■ Web page and app entries
___
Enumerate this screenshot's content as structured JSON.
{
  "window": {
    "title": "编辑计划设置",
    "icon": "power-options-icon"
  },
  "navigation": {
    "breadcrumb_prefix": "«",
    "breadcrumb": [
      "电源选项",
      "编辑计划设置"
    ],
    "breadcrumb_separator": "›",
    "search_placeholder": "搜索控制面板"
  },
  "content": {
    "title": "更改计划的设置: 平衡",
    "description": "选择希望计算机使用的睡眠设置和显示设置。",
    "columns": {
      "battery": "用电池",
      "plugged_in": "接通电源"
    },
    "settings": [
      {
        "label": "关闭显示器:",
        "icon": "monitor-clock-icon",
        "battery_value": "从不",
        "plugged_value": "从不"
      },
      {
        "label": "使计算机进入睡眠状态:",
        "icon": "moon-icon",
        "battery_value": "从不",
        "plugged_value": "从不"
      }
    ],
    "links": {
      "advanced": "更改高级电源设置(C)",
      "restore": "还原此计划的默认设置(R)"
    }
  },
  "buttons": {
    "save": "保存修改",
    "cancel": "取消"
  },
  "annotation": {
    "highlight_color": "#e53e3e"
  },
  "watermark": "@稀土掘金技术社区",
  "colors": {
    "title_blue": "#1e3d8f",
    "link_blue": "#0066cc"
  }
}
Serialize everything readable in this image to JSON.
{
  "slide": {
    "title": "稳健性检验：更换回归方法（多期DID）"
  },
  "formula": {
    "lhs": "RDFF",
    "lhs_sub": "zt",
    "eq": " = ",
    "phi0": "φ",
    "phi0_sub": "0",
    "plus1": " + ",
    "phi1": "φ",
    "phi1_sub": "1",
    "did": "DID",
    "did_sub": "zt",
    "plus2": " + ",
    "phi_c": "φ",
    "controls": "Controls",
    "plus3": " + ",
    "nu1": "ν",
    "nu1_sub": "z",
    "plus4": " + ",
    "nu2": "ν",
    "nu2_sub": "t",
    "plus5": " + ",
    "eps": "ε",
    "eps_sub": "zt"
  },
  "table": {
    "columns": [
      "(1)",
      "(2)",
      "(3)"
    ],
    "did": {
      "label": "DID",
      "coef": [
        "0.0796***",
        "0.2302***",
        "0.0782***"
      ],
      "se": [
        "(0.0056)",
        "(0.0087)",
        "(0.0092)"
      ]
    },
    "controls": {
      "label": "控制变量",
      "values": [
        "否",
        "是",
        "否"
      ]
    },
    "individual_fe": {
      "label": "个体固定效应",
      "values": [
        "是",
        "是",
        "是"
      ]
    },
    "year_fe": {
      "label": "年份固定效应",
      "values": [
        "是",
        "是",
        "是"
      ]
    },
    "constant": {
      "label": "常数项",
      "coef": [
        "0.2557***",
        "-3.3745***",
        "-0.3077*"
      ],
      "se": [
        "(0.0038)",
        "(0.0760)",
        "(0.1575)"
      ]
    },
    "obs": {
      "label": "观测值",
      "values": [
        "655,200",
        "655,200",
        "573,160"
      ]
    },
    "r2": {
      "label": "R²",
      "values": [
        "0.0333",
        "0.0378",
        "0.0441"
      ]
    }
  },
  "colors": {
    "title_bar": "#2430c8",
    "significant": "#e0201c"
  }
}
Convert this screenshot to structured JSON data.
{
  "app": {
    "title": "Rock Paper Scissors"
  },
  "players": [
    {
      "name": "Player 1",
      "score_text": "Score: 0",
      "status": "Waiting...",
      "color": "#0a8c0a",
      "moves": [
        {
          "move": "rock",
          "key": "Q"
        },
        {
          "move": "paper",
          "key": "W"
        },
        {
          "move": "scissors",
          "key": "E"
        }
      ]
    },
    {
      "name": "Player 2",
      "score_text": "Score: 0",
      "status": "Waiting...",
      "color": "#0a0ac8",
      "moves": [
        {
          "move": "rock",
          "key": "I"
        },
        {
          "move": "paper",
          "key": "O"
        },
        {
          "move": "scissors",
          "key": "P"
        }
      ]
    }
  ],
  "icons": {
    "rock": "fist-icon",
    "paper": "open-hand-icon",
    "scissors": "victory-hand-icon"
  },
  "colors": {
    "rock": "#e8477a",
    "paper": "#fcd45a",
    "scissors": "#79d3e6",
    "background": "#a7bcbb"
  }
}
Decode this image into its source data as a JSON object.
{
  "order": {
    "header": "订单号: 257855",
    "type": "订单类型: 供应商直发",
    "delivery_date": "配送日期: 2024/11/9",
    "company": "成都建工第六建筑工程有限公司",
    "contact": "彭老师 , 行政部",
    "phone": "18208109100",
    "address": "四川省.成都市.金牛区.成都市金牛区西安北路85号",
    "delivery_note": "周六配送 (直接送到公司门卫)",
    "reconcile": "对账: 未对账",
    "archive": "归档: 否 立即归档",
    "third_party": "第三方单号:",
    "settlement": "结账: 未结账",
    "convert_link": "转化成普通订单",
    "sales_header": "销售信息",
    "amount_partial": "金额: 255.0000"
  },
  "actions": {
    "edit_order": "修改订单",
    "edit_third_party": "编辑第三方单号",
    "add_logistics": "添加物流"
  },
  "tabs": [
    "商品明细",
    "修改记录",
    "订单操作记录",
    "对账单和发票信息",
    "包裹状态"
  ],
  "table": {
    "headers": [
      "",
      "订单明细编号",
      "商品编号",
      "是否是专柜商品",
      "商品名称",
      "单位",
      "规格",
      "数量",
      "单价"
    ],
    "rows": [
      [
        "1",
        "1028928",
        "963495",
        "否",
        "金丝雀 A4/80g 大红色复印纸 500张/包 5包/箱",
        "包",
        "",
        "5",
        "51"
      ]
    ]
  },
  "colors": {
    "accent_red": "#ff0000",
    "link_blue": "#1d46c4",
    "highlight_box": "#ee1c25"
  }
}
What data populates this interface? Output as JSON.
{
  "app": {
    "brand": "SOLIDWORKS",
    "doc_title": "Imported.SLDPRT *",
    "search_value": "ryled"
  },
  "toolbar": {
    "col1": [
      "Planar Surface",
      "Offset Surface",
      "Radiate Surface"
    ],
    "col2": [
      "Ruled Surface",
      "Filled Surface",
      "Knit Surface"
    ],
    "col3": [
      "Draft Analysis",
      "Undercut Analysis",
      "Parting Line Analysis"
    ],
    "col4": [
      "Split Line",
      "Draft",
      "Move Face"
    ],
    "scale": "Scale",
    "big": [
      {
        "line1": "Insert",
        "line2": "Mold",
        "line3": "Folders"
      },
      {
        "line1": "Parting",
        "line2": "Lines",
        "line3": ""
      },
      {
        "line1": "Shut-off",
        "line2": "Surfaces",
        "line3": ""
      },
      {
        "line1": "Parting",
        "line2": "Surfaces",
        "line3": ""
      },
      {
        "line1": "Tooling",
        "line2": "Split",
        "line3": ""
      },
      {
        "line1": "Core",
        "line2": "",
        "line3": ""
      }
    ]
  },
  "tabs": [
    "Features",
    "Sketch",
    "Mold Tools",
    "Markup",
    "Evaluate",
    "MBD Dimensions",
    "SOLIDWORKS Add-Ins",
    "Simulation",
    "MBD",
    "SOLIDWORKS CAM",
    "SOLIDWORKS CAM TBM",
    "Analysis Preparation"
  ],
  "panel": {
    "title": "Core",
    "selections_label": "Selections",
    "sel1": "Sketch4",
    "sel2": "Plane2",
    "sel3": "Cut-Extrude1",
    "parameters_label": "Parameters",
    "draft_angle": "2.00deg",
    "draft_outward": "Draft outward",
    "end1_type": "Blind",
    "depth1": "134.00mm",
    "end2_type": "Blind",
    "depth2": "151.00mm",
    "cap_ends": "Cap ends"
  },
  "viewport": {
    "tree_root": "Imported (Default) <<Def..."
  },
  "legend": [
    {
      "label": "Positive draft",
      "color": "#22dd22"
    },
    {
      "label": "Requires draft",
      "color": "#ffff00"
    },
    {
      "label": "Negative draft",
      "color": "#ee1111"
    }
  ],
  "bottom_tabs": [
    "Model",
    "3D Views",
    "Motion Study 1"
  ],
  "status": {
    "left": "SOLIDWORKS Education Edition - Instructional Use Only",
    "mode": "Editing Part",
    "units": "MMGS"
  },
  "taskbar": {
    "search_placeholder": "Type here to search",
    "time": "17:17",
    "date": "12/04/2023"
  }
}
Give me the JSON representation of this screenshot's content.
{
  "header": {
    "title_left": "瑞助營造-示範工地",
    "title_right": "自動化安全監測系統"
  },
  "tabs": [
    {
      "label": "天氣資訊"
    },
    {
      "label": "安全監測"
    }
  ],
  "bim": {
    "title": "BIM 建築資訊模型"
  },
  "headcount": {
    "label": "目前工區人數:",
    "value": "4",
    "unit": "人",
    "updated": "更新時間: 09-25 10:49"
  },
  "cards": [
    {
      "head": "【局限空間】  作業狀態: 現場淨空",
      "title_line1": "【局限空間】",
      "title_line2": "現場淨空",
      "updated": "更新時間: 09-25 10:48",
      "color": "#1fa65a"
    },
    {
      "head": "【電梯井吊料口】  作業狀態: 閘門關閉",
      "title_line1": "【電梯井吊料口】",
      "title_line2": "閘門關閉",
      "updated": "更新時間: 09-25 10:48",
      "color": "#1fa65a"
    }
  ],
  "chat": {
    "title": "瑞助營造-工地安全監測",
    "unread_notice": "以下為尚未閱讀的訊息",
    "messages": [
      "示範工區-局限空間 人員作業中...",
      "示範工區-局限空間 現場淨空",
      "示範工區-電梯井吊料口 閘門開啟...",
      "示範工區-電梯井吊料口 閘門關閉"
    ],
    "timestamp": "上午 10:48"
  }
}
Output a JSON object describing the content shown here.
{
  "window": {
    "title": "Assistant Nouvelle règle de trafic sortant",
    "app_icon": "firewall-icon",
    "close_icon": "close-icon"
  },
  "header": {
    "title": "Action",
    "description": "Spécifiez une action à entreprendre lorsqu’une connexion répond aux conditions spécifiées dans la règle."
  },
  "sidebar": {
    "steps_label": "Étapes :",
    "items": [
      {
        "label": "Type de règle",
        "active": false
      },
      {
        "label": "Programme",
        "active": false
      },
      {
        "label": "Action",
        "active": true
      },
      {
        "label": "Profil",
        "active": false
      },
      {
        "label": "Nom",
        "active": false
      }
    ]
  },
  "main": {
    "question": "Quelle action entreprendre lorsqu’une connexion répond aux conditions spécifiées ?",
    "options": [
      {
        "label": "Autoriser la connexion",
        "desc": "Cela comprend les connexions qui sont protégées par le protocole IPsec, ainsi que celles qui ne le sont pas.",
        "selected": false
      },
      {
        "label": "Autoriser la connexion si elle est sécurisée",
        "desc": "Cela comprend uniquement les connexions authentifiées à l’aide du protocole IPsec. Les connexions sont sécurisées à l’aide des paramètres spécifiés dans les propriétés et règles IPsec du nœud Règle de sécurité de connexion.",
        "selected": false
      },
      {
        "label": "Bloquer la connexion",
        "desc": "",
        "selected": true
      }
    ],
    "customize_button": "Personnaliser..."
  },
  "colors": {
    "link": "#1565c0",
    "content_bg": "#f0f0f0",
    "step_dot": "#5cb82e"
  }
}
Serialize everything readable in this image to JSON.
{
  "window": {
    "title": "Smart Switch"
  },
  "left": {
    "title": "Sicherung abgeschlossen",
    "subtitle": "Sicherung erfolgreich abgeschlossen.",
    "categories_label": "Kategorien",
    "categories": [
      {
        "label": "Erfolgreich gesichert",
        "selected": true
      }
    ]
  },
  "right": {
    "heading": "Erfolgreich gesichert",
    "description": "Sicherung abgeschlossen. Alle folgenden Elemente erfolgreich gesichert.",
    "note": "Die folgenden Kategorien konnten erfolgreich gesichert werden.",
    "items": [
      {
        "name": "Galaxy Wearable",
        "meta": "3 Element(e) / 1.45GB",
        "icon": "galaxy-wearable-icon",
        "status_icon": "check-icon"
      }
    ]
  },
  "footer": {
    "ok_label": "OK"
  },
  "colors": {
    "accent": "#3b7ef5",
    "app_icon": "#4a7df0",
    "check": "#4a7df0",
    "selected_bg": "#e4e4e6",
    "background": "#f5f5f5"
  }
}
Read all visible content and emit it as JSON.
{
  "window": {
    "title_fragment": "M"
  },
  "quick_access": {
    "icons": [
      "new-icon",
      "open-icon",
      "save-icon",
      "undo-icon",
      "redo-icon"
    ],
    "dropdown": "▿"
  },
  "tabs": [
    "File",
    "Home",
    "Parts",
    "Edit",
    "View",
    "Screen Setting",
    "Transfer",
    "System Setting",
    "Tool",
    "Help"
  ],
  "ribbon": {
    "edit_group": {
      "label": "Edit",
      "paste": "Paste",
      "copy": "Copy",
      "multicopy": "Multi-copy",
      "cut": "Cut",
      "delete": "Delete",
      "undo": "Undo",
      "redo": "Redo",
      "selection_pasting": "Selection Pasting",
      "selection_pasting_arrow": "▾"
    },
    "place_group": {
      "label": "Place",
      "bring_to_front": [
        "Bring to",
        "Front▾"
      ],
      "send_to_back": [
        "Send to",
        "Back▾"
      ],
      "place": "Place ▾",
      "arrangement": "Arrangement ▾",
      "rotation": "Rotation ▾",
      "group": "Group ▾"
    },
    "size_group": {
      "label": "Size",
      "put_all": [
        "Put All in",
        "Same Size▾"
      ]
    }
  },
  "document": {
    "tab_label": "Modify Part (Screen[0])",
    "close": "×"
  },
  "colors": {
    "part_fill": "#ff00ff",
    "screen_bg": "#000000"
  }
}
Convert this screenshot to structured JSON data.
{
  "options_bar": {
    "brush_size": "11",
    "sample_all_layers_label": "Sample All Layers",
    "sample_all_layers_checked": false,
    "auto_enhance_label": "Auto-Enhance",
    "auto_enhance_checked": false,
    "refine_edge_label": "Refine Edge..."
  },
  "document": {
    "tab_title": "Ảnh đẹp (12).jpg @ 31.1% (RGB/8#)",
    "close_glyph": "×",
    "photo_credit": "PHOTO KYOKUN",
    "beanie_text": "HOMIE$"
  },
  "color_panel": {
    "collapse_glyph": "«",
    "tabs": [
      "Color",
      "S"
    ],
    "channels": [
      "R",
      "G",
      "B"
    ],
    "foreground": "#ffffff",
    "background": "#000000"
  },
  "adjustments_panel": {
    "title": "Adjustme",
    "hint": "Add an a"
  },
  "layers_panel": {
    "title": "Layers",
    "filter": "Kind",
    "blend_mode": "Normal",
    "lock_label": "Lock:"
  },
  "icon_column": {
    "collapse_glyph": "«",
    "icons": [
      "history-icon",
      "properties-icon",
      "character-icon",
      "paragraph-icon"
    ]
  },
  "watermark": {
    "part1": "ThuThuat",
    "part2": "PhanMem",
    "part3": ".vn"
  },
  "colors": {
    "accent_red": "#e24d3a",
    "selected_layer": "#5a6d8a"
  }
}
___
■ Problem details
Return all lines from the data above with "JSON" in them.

■ Response to this task
Enumerate this screenshot's content as structured JSON.
Serialize everything readable in this image to JSON.
Convert this screenshot to structured JSON data.
Decode this image into its source data as a JSON object.
What data populates this interface? Output as JSON.
Give me the JSON representation of this screenshot's content.
Output a JSON object describing the content shown here.
Serialize everything readable in this image to JSON.
Read all visible content and emit it as JSON.
Convert this screenshot to structured JSON data.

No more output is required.